## RECORD EXTRACTS
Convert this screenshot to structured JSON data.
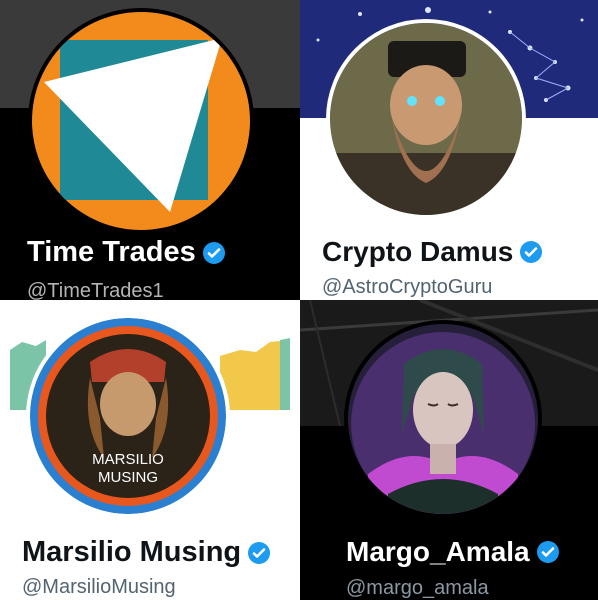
{
  "profiles": [
    {
      "display_name": "Time Trades",
      "handle": "@TimeTrades1",
      "verified": true
    },
    {
      "display_name": "Crypto Damus",
      "handle": "@AstroCryptoGuru",
      "verified": true
    },
    {
      "display_name": "Marsilio Musing",
      "handle": "@MarsilioMusing",
      "verified": true,
      "avatar_text": [
        "MARSILIO",
        "MUSING"
      ]
    },
    {
      "display_name": "Margo_Amala",
      "handle": "@margo_amala",
      "verified": true
    }
  ],
  "colors": {
    "verified_badge": "#1d9bf0",
    "time_trades_orange": "#f28b1c",
    "time_trades_teal": "#1f8a95",
    "astro_banner": "#1f2a7a",
    "marsilio_ring_orange": "#e8571e",
    "marsilio_ring_blue": "#2a7fd1",
    "margo_glow": "#c04ad0"
  },
  "icons": [
    "verified-badge-icon"
  ]
}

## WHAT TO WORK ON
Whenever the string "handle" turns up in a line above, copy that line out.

## ANSWER SECTION
      "handle": "@TimeTrades1",
      "handle": "@AstroCryptoGuru",
      "handle": "@MarsilioMusing",
      "handle": "@margo_amala",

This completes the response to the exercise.